◆ **Task statement**: Output all of the records again, exactly as written.

*** Supplied records ***

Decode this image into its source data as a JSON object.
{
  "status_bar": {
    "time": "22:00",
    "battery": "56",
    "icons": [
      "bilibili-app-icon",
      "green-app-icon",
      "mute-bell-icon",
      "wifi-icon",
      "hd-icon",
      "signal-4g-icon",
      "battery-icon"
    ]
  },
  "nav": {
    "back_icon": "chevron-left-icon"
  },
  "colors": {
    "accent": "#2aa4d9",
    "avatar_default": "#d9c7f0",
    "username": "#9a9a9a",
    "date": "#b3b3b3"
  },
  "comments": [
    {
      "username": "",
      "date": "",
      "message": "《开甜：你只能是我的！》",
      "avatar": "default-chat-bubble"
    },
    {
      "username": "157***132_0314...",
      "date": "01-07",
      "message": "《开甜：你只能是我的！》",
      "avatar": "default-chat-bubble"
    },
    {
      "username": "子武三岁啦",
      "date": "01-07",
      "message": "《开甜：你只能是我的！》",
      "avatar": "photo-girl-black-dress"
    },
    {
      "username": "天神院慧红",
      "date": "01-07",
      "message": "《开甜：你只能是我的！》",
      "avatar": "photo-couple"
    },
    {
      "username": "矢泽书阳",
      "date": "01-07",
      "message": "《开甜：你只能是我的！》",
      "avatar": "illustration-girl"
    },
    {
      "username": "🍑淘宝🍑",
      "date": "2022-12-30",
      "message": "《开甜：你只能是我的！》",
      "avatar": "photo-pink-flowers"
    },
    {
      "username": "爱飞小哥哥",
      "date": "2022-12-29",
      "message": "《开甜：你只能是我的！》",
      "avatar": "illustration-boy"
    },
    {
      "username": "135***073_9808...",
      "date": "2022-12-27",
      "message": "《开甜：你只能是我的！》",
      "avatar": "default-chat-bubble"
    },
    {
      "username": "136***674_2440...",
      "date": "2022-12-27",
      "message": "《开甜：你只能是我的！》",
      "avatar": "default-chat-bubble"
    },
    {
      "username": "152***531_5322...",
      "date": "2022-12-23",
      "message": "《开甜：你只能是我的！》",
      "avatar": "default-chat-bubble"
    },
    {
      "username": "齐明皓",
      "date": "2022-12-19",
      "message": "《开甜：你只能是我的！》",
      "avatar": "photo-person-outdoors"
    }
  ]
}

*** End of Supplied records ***

◆ **Task response**:
Decode this image into its source data as a JSON object.
{
  "status_bar": {
    "time": "22:00",
    "battery": "56",
    "icons": [
      "bilibili-app-icon",
      "green-app-icon",
      "mute-bell-icon",
      "wifi-icon",
      "hd-icon",
      "signal-4g-icon",
      "battery-icon"
    ]
  },
  "nav": {
    "back_icon": "chevron-left-icon"
  },
  "colors": {
    "accent": "#2aa4d9",
    "avatar_default": "#d9c7f0",
    "username": "#9a9a9a",
    "date": "#b3b3b3"
  },
  "comments": [
    {
      "username": "",
      "date": "",
      "message": "《开甜：你只能是我的！》",
      "avatar": "default-chat-bubble"
    },
    {
      "username": "157***132_0314...",
      "date": "01-07",
      "message": "《开甜：你只能是我的！》",
      "avatar": "default-chat-bubble"
    },
    {
      "username": "子武三岁啦",
      "date": "01-07",
      "message": "《开甜：你只能是我的！》",
      "avatar": "photo-girl-black-dress"
    },
    {
      "username": "天神院慧红",
      "date": "01-07",
      "message": "《开甜：你只能是我的！》",
      "avatar": "photo-couple"
    },
    {
      "username": "矢泽书阳",
      "date": "01-07",
      "message": "《开甜：你只能是我的！》",
      "avatar": "illustration-girl"
    },
    {
      "username": "🍑淘宝🍑",
      "date": "2022-12-30",
      "message": "《开甜：你只能是我的！》",
      "avatar": "photo-pink-flowers"
    },
    {
      "username": "爱飞小哥哥",
      "date": "2022-12-29",
      "message": "《开甜：你只能是我的！》",
      "avatar": "illustration-boy"
    },
    {
      "username": "135***073_9808...",
      "date": "2022-12-27",
      "message": "《开甜：你只能是我的！》",
      "avatar": "default-chat-bubble"
    },
    {
      "username": "136***674_2440...",
      "date": "2022-12-27",
      "message": "《开甜：你只能是我的！》",
      "avatar": "default-chat-bubble"
    },
    {
      "username": "152***531_5322...",
      "date": "2022-12-23",
      "message": "《开甜：你只能是我的！》",
      "avatar": "default-chat-bubble"
    },
    {
      "username": "齐明皓",
      "date": "2022-12-19",
      "message": "《开甜：你只能是我的！》",
      "avatar": "photo-person-outdoors"
    }
  ]
}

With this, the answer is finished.